Note that even without enrolling in Part A you have other Medicare coverage options available to you. For example, unlike with Part A, Medicare Part B can be purchased on its own (i.e. without also having to purchase Part A).


Additionally, Medicare Part D prescription drug coverage can be purchased if you have just Part B (or just Part A).


However, if you are interested in adding a Medicare supplement (Medigap) or purchasing a Medicare Advantage plan, you must be enrolled in both Medicare Part A and Part B.


As you weigh costs and consider what coverage you require or would like to have, read over our comprehensive guide on what Original Medicare covers. This can help you get a fuller picture of the coverage provided by Medicare Part A and Part B.



What Is the Medicare Part A Monthly Premium Amount?


If you are an individual that does not qualify for premium-free Part A, you will be required to pay a monthly premium for your Part A coverage. The exact amount you must pay will depend on two factors:

  • The number of quarters you have paid FICA tax.

  • When you purchase your Part A coverage.


2 determinations for Medicare Part A premium amount.

If you, or your spouse, have paid Medicare taxes for 40 quarters or more (i.e. 10 years), you will qualify for premium-free Part A coverage.


Medicare taxes are part of the Federal Insurance Contributions Act tax, otherwise known as FICA tax. FICA tax, which includes Medicare tax and Social Security tax, is withheld from your wages.


However, if you are an individual that has not paid the full 40 quarters of FICA taxes, you will have to pay a monthly premium for your Part A coverage.

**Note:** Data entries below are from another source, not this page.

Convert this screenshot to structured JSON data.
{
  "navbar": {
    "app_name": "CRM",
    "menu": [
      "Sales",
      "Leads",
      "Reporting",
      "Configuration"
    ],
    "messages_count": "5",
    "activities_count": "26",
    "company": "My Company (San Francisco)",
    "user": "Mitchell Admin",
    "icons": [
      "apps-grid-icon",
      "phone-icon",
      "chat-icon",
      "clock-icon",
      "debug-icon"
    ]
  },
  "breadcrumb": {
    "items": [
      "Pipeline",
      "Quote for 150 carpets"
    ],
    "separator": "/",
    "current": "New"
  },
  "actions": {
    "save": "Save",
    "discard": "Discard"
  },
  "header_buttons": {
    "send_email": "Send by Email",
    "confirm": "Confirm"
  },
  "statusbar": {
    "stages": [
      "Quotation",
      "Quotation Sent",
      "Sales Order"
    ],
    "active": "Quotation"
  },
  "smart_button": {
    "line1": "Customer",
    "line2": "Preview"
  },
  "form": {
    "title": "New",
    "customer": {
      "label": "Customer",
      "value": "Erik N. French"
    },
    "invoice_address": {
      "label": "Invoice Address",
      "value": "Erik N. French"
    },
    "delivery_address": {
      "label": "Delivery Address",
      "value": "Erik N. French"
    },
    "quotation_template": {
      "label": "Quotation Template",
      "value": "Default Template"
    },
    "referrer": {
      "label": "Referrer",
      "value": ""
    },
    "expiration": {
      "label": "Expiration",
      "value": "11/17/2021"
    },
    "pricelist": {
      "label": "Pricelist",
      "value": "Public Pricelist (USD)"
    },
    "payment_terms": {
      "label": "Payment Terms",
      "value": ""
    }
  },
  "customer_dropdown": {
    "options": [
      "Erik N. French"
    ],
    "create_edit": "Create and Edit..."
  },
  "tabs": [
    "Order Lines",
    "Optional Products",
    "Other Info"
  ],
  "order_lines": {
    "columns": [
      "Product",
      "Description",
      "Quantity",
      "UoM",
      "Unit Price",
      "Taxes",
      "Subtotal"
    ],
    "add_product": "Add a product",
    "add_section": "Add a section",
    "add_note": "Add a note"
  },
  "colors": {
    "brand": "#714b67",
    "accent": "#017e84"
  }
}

For those that have only paid Medicare taxes for 30 – 39 quarters (i.e. between 7.5 and 9.75 years), the standard Part A monthly premium is $252.


And for those individuals purchasing Medicare Part A that have paid Medicare taxes for less than 30 quarters (i.e. 7.5 years), the standard Part A monthly premium is $458.

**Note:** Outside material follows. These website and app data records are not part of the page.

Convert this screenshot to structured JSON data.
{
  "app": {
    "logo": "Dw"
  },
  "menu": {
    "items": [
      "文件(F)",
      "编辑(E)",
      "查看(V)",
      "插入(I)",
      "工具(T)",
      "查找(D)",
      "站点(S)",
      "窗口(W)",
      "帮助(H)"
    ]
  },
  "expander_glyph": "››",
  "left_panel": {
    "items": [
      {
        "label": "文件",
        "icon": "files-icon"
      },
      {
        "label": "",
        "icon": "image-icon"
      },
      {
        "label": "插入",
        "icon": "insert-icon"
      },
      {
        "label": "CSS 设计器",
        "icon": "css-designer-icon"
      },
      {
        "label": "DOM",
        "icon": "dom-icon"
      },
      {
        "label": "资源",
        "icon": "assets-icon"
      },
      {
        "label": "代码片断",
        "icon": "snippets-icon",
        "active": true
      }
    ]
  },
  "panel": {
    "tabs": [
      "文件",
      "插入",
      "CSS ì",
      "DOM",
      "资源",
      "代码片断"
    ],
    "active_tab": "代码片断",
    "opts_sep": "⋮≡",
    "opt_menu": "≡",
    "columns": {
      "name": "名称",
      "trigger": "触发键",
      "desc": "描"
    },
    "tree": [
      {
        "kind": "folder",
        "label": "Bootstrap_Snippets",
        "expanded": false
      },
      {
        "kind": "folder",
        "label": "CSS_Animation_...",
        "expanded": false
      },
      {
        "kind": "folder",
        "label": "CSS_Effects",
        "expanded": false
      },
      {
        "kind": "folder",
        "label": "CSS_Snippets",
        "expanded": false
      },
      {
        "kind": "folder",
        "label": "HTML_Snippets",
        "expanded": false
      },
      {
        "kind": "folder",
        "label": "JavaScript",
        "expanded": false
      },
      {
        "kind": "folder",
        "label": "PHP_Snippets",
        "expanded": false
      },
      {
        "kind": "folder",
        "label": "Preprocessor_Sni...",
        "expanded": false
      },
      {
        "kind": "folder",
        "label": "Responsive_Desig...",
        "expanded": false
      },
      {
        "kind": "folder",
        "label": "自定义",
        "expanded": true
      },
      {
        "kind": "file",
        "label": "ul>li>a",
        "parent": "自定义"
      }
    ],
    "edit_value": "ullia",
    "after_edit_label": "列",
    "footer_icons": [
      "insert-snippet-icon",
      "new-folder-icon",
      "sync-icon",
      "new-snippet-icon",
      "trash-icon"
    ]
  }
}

You can check the current Part A premium amount here.



How to Check Your Medicare Part A Eligibility & Premium


In addition to the criteria mentioned above, you can check your eligibility for Medicare and get an estimate of what your premium will be through use of Medicare’s Eligibility & Premium Calculator.


The calculator is free to use and the questions should take less than a minute to answer.


Once completed, the calculator can provide your eligibility status and an estimation of what your monthly premium will cost.


Even if you know you are not currently eligible for Medicare, by entering your information, the calculator can give you exact dates for your upcoming Initial Enrollment Period.



How to Enroll in Medicare Part A


To enroll in Medicare, you must sign up through Social Security.


Medicare sign up options: online, phone, in person.

There are three options for signing up:

  1. Sign up online at the Social Security website.

  2. Phone call: 1-800-772-1213 (TTY: 1-800-325-0778).

  3. Local Office Visit: Find your local office using the Social Security Office Locator. It is best to first call and make an appointment before visiting.



Up Next: Comprehensive Guide to Medicare Part A



Helpful Resources:

Medicare: Part A Costs

Medicare: Your Medicare Coverage Choices

Featured Articles:
Open Enrollment: